In the data that follows, how many lines contain the word "content"? Give only that number.

## Data about app and page elements
........
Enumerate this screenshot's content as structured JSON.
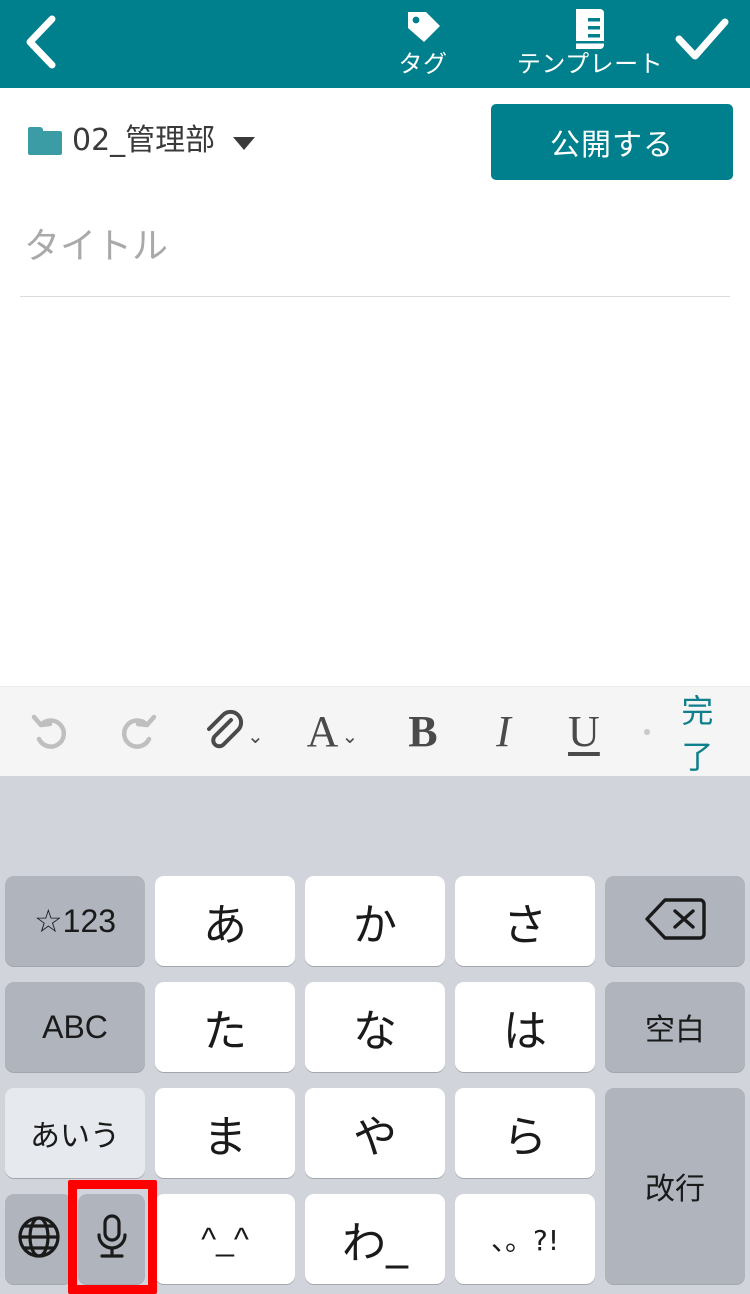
{
  "navbar": {
    "back_icon": "chevron-left-icon",
    "actions": [
      {
        "id": "tag",
        "icon": "tag-icon",
        "label": "タグ"
      },
      {
        "id": "template",
        "icon": "template-document-icon",
        "label": "テンプレート"
      }
    ],
    "confirm_icon": "check-icon",
    "background_color": "#00808C"
  },
  "folder_row": {
    "folder_icon": "folder-icon",
    "folder_name": "02_管理部",
    "dropdown_icon": "caret-down-icon",
    "publish_label": "公開する",
    "publish_color": "#00808C"
  },
  "editor": {
    "title_placeholder": "タイトル",
    "title_value": "",
    "body_value": ""
  },
  "toolbar": {
    "undo_icon": "undo-icon",
    "redo_icon": "redo-icon",
    "attach_icon": "paperclip-icon",
    "attach_chevron": "chevron-down-icon",
    "font_glyph": "A",
    "font_chevron": "chevron-down-icon",
    "bold_glyph": "B",
    "italic_glyph": "I",
    "underline_glyph": "U",
    "separator": "dot-separator",
    "done_label": "完了",
    "done_color": "#0F7F8C",
    "background_color": "#F5F5F5"
  },
  "keyboard": {
    "background_color": "#D1D5DB",
    "white_key_color": "#FFFFFF",
    "gray_key_color": "#AFB4BD",
    "active_key_color": "#E6E9EE",
    "keys": [
      {
        "id": "num-symbol",
        "label": "☆123",
        "type": "gray",
        "style": "ascii"
      },
      {
        "id": "kana-a",
        "label": "あ",
        "type": "white",
        "style": "kana"
      },
      {
        "id": "kana-ka",
        "label": "か",
        "type": "white",
        "style": "kana"
      },
      {
        "id": "kana-sa",
        "label": "さ",
        "type": "white",
        "style": "kana"
      },
      {
        "id": "delete",
        "label": "",
        "type": "gray",
        "style": "icon",
        "icon": "backspace-icon"
      },
      {
        "id": "abc",
        "label": "ABC",
        "type": "gray",
        "style": "ascii"
      },
      {
        "id": "kana-ta",
        "label": "た",
        "type": "white",
        "style": "kana"
      },
      {
        "id": "kana-na",
        "label": "な",
        "type": "white",
        "style": "kana"
      },
      {
        "id": "kana-ha",
        "label": "は",
        "type": "white",
        "style": "kana"
      },
      {
        "id": "space",
        "label": "空白",
        "type": "gray",
        "style": "label"
      },
      {
        "id": "aiu",
        "label": "あいう",
        "type": "light",
        "style": "label"
      },
      {
        "id": "kana-ma",
        "label": "ま",
        "type": "white",
        "style": "kana"
      },
      {
        "id": "kana-ya",
        "label": "や",
        "type": "white",
        "style": "kana"
      },
      {
        "id": "kana-ra",
        "label": "ら",
        "type": "white",
        "style": "kana"
      },
      {
        "id": "enter",
        "label": "改行",
        "type": "gray",
        "style": "label"
      },
      {
        "id": "globe",
        "label": "",
        "type": "gray",
        "style": "icon",
        "icon": "globe-icon"
      },
      {
        "id": "mic",
        "label": "",
        "type": "gray",
        "style": "icon",
        "icon": "microphone-icon"
      },
      {
        "id": "emoji",
        "label": "^_^",
        "type": "white",
        "style": "ascii"
      },
      {
        "id": "kana-wa",
        "label": "わ_",
        "type": "white",
        "style": "kana"
      },
      {
        "id": "punct",
        "label": "、。?!",
        "type": "white",
        "style": "label-sm"
      }
    ]
  },
  "annotation": {
    "highlight_target": "mic",
    "highlight_color": "#FF0000"
  }
}
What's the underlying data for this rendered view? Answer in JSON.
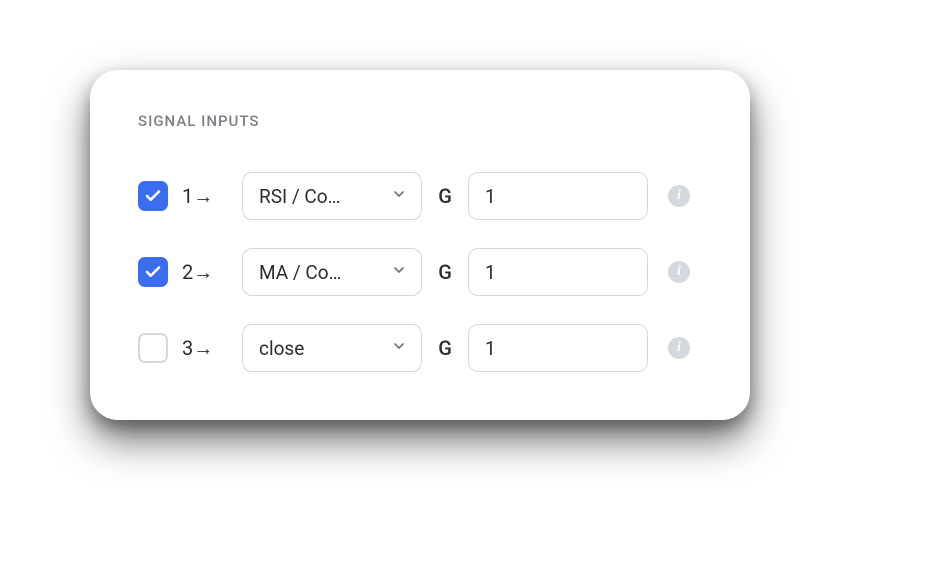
{
  "section_title": "SIGNAL INPUTS",
  "g_label": "G",
  "info_glyph": "i",
  "rows": [
    {
      "checked": true,
      "index_label": "1→",
      "select_value": "RSI / Co…",
      "input_value": "1"
    },
    {
      "checked": true,
      "index_label": "2→",
      "select_value": "MA / Co…",
      "input_value": "1"
    },
    {
      "checked": false,
      "index_label": "3→",
      "select_value": "close",
      "input_value": "1"
    }
  ]
}
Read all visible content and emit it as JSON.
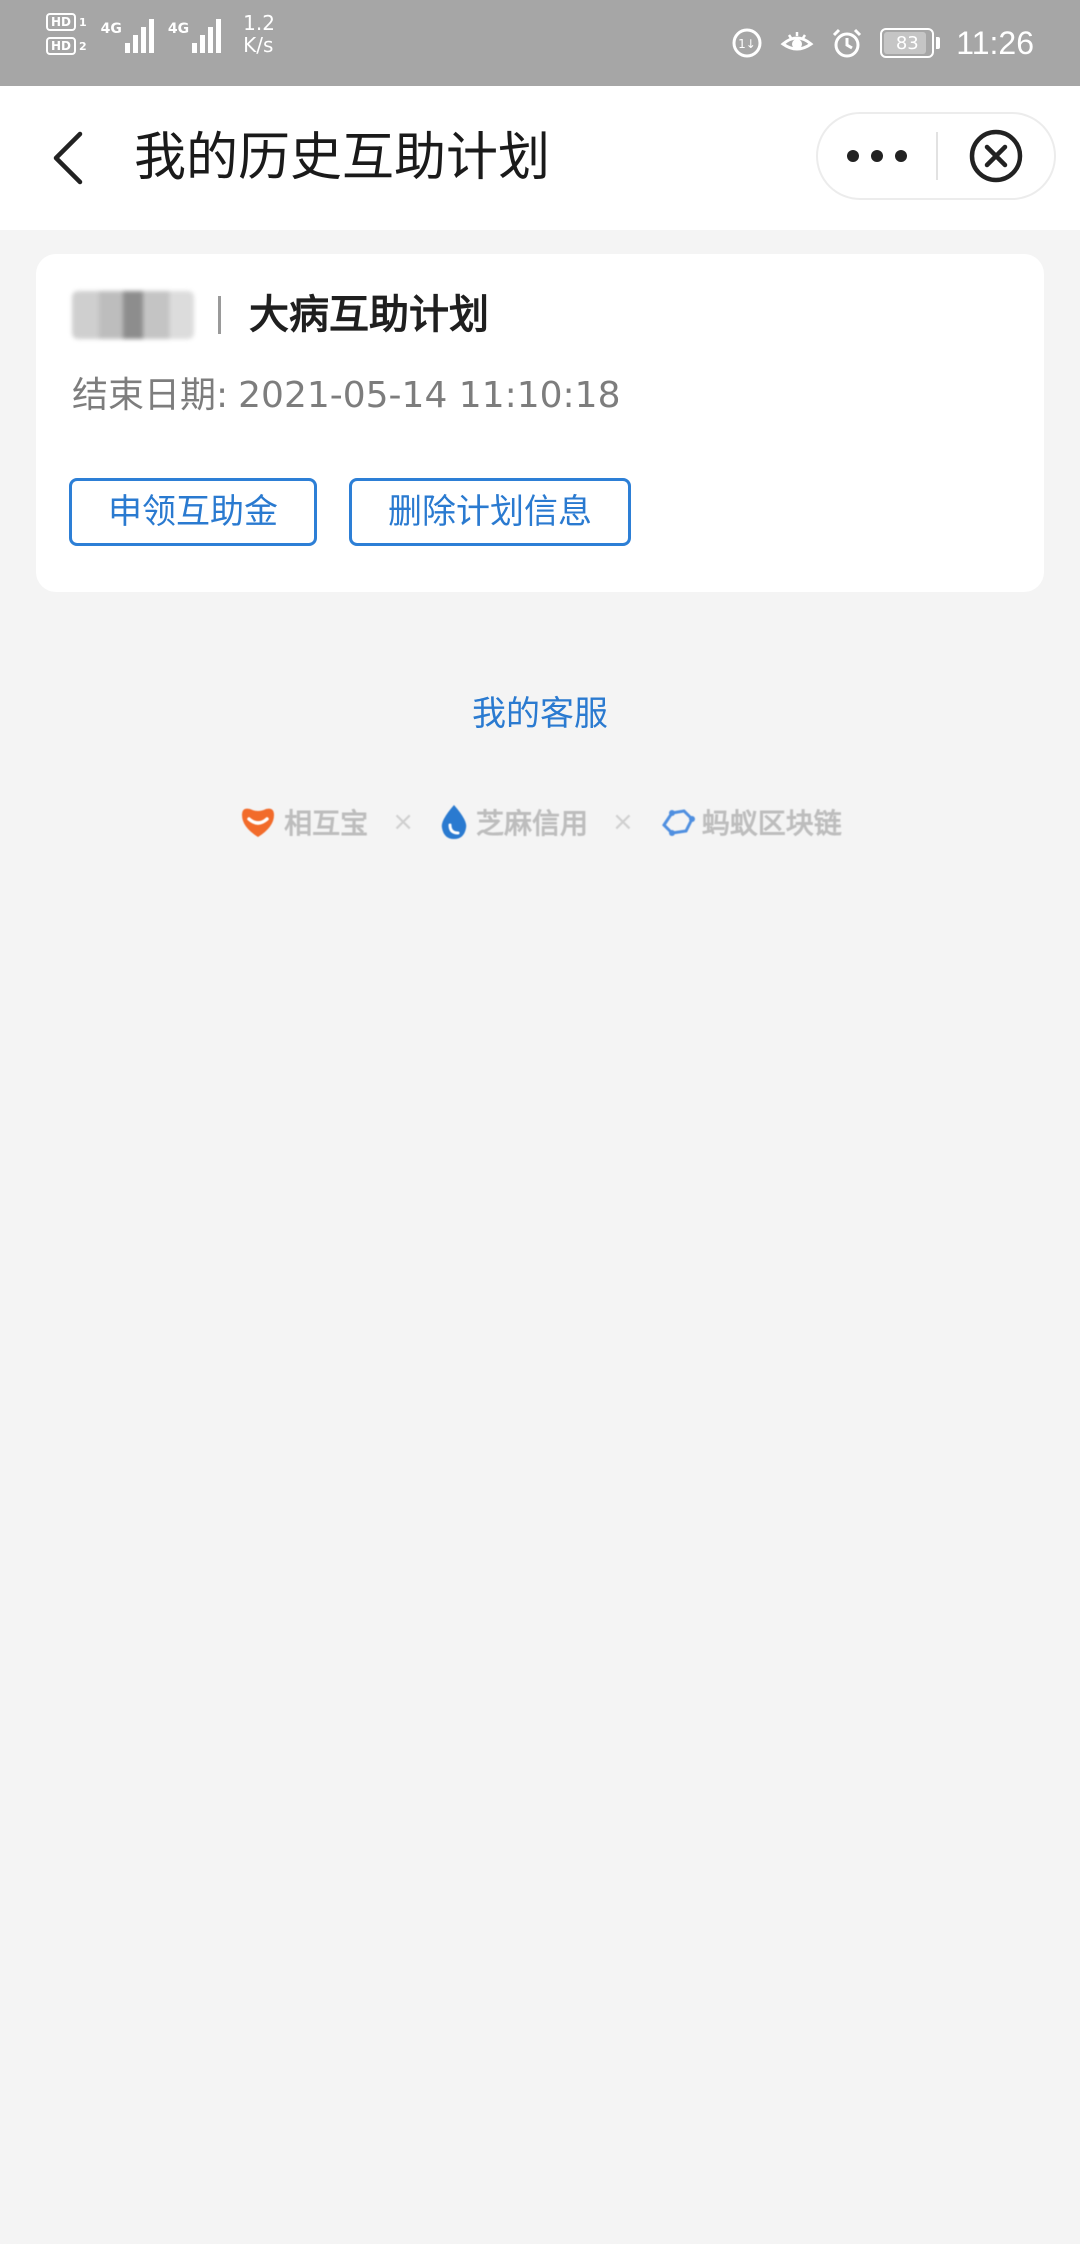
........
## EXPECTED OUTPUT
2